Lots of luck, “high culture.” That such a contention comes in a publication whose coverage of art is coverage of the art marketplace seems to have disturbed no one. Perhaps this is because the Weekend Journal does make an effort to do some of this harmonizing—to insist that good taste and the market can reign peacefully side by side. The last page of every edition features opinions, signed and unsigned—as well as a big advertisement, of ten for Armani—under the heading “Taste.” Here the shopper-reader is treated to a variety of meditations, on such questions as: Is the auctioning of Marilyn Monroe’s personal effects a “good idea”? (Not particularly.) Can creative writing be taught? (No.) Is family-friendly television programming on the rise? (Maybe.) Should a church in Minneapolis have defended a parishioner who was once a member of the Symbionese Liberation Army? (No way, and the fact that it did proves that most churches today are nothing but redoubts of therapeutic feel-goodism.)

“Taste” is a useful device for the Weekend Journal’s uneasy balancing act. When confronted by any objection to consuming other than one rooted in the shifting sands of fashion, the Weekend Journal sees red. Reviewing an anthology of essays critical of current consumer patterns, writer Daniel Akst referred to its authors as “the indulgence police,” and pointed out (zap!) that a lot of them are themselves quite well off. For Akst, the crucial matter was the right of prosperous people—now cruelly under attack—to buy whatever they want. In the last paragraph he acknowledged that the current consuming culture is not entirely without fault, “yet even our most ardent scolds aren’t moving into mud huts in search of answers, and who can blame them? Personally, I plan to think about it in the Jacuzzi.”

Short of moving into a mud hut, there’s no escape from the consumer culture, and unless you’re willing to do that, the Weekend Journal argues, critical examination is nothing but hypocrisy. Naturally the section does not bother to consider the origins of all those consumer goods contained within its pages, or the consequences of development on the island of Phuket, much less the necessity of actually acquiring monogrammed furniture or Hindu statuary or what have you. Of course not: Leave that sort of thing to the indulgence police. We’re just having some fun here.

At times the fun can get to be too much. To view the world as first and foremost a consumer is to cheerfully strap on an enormous pair of intellectual blinders, such as writer Nancy Keates must have worn while penning an article on “The Five Worst Vacations.” In it, Keates traveled to places which, because of political or environmental problems, make for lousy vacation spots—like the Falkland Islands, Asbestos, Quebec, and Vieques, Puerto Rico, an island where U.S. Navy pilots practice dropping bombs. In April of 1999, an errant U.S. bomb (off target by nearly two miles) killed a Puerto Rican guard and, what a bummer, the locals were upset about this at the time Keates and an unnamed companion visited. She ended her article by describing an encounter with a tourist from Memphis, “desperately trying to navigate her way through the placard-wielding protesters. Finally, she gave up with a frustrated cry: ‘This is terrible!’” Continues the writer, “We couldn’t have put it better ourselves.”
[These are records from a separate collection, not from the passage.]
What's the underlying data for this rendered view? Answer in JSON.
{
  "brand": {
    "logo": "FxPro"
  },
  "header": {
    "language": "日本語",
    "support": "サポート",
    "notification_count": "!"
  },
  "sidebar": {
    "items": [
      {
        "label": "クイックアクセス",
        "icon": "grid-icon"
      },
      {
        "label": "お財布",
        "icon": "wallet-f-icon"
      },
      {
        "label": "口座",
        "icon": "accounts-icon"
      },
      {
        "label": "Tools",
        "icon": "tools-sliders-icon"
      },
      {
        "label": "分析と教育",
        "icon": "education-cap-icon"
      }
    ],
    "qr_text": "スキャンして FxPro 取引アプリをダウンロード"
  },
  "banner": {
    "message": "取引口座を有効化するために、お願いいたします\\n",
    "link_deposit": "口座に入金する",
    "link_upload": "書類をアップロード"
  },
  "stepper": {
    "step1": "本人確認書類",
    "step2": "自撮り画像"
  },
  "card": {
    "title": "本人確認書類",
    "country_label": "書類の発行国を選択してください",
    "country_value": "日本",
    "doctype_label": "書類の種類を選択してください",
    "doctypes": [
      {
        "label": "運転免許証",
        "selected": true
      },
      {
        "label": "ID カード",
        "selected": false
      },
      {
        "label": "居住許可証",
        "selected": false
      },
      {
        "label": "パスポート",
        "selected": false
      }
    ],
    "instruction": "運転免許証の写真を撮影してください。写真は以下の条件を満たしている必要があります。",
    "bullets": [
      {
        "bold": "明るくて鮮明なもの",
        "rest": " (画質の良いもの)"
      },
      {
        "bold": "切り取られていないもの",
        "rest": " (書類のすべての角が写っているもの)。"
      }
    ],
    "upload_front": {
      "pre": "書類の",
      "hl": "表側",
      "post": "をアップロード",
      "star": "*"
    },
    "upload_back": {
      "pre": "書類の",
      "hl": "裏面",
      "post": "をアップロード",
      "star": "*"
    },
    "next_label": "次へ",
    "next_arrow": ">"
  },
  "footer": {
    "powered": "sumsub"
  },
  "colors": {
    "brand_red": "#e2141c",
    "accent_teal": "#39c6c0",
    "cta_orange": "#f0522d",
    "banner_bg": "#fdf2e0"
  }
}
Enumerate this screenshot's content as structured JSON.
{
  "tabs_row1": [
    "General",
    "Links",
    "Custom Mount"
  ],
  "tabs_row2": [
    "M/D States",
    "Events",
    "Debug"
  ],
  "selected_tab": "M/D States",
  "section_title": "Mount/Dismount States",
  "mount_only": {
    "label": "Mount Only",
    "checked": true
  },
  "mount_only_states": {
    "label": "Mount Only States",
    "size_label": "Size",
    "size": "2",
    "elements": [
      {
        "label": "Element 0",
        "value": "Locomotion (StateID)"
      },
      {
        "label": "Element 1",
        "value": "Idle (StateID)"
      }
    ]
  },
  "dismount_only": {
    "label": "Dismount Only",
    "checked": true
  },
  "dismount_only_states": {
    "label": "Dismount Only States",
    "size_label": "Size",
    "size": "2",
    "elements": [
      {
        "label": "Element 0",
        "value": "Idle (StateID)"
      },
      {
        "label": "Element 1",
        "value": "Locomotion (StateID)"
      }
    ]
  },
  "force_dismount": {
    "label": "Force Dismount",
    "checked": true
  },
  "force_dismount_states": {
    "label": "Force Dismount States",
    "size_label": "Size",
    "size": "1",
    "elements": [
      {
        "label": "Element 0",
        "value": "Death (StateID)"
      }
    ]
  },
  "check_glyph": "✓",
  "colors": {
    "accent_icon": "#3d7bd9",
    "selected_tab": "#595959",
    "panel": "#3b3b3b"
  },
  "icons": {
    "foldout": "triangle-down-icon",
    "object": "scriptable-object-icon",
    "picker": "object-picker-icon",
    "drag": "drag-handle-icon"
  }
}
And this perhaps suggests why the “Taste” page’s attempts to navigate the culture for the benefit of rich turn-of-the-millennium consumers seem so weirdly flatfooted—because all that consuming soon starts to propose a worldview of its own, a will to dumbness that sees the world as just an entertainment provider, a producer of luxury products, a more or less attractive vacation spot. We are all conspicuous consumers, now more than ever, navigating our way through annoying but incomprehensible obstacles like politics or traffic jams, trying to get to the beach. Not that I want to be too dour about this, and ruin all the fun. Did I mention the nifty canvas-and-bamboo, batik-pattern beach umbrella you can buy online? Folded up, it’s just about the size of a service baton. Works great for beating back protesters.